Following the identification of a human retrovirus (HIV) as the etiologic agent of the Acquired Immunodeficiency Syndrome (AIDS), an intense effort was made to identify drugs for the treatment of this debilitating, lethal disease. Ongoing research in our laboratory deals with the development of anti-viral agents and has focused on the design of anti-HIV drugs. In response to the initial project for a very large-scale anti-HIV drug screening and AIDS drug development program at the National Cancer Institute, researchers in our lab developed a series of carbocyclic nucleoside analogs. These compounds have design features compatible with action as DNA chain terminators and are structurally analogous to natural nucleosides, the only difference being that a methylene group replaces the oxygen atom of the carbohydrate ring.
The studies showed that these analogs, called carbovirs, which lack a labile glycosidic bond, are stable to hydrolytic cleavage while retaining the therapeutically useful interaction with enzymes involved in DNA and RNA synthesis. As a result, several of the carbocyclic nucleosides inhibited the infectivity and replication of HIV in T-cells and led to the development of the commercially available anti-HIV drug, Ziagen®.
Other approaches to the design of anti-AIDS drugs at the Center for Drug Design include:
- Create a new protease inhibitor to block the ability of the virus to produce essential proteins
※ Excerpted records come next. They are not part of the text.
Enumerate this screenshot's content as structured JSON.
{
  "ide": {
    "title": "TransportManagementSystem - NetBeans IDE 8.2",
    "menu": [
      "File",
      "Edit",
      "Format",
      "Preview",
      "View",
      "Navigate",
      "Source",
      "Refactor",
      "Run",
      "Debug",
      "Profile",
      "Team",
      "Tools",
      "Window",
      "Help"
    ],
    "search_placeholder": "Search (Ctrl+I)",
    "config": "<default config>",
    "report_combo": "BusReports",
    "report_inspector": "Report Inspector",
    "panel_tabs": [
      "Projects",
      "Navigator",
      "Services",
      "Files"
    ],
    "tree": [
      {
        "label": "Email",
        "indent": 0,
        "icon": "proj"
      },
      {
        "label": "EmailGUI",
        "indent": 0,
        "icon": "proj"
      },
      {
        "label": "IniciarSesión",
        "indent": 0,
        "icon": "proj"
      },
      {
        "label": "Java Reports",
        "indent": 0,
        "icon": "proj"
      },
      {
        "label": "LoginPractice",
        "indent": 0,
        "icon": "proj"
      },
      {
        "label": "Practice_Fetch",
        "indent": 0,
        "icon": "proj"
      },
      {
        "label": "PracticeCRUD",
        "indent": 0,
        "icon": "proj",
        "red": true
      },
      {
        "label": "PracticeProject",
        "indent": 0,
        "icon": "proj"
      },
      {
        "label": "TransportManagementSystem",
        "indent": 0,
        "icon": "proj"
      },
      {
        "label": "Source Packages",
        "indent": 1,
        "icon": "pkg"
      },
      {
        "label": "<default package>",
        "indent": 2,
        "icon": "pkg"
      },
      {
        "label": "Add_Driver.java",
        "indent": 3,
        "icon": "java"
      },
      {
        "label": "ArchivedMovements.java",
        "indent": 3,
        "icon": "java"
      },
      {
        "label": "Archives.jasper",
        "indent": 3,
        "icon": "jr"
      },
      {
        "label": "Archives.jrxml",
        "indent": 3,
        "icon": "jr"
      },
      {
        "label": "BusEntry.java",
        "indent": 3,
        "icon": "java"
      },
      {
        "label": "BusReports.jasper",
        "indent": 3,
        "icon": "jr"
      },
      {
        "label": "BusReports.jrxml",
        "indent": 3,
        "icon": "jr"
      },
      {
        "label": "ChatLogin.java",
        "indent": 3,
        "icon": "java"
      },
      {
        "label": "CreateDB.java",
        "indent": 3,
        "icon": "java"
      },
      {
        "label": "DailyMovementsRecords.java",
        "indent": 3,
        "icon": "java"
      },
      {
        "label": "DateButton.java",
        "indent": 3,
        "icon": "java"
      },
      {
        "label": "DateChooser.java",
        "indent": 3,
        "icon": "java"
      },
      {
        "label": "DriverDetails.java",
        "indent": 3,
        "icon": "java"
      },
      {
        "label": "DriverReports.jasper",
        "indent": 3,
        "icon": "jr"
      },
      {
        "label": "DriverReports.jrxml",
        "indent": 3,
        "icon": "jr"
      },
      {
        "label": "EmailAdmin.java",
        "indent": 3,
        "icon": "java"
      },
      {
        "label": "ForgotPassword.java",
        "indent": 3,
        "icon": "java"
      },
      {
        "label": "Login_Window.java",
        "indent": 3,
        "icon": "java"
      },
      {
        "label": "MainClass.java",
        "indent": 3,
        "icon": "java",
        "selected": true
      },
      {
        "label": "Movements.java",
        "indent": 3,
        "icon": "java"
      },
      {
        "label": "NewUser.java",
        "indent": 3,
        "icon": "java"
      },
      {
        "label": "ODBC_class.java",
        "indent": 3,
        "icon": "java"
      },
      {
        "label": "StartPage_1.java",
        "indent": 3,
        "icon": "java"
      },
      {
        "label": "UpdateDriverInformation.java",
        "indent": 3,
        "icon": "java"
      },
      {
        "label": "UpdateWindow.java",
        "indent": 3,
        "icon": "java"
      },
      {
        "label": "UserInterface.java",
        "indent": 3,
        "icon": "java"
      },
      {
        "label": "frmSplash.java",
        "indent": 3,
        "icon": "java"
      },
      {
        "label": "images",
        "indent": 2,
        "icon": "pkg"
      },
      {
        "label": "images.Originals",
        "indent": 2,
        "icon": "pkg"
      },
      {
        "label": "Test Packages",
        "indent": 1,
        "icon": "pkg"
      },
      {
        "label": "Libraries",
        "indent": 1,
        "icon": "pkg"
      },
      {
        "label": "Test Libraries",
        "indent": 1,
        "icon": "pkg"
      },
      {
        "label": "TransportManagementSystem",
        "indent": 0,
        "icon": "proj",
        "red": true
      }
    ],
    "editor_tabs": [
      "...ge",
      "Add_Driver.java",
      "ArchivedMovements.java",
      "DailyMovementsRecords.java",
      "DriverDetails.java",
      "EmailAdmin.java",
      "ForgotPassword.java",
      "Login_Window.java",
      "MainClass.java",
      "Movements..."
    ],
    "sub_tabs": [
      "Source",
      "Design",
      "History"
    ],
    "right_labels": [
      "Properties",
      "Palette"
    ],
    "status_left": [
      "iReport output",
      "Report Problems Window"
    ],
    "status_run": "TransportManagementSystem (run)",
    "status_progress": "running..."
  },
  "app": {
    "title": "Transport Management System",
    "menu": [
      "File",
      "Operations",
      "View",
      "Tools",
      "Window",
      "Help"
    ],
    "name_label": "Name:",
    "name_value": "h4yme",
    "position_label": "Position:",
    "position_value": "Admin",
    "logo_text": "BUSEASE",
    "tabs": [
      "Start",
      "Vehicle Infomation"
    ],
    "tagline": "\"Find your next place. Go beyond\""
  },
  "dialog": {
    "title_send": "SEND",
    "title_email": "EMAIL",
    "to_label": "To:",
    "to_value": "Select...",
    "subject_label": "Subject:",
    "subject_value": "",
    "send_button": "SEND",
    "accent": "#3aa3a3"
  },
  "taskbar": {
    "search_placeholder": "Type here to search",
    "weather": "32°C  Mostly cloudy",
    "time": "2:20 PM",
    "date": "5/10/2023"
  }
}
- Construct integrase enzyme inhibitors designed to prevent the virus from integrating its own DNA into the DNA of human cells
- Other areas of focus for our anti-viral programs are Herpes, Hepatitis B, and Hepatitis C
Several anti-cancer projects are ongoing based on our extensive history of nucleoside analog production. In fact, the development of our anti-viral program and the successful design of the AIDS drug, was a spin off of our anti-cancer drug program. Since most of the successful anti-tumor drugs are nucleoside analogs, we continue to work in this area for the discovery of new cancer drugs.
We have recently initiated a program to study Vitamin C in cancer chemoprevention and treatment. The Vitamin C molecule has important and interesting anti-oxidant properties (free radical elimination) but is vulnerable to metabolism and elimination from the body. We have found some interesting unrelated properties of Vitamin C that have potential for anti-cancer and cancer chemopreventive applications. We are studying these properties and will use our results to redesign the molecule into a more stable and effective potential drug.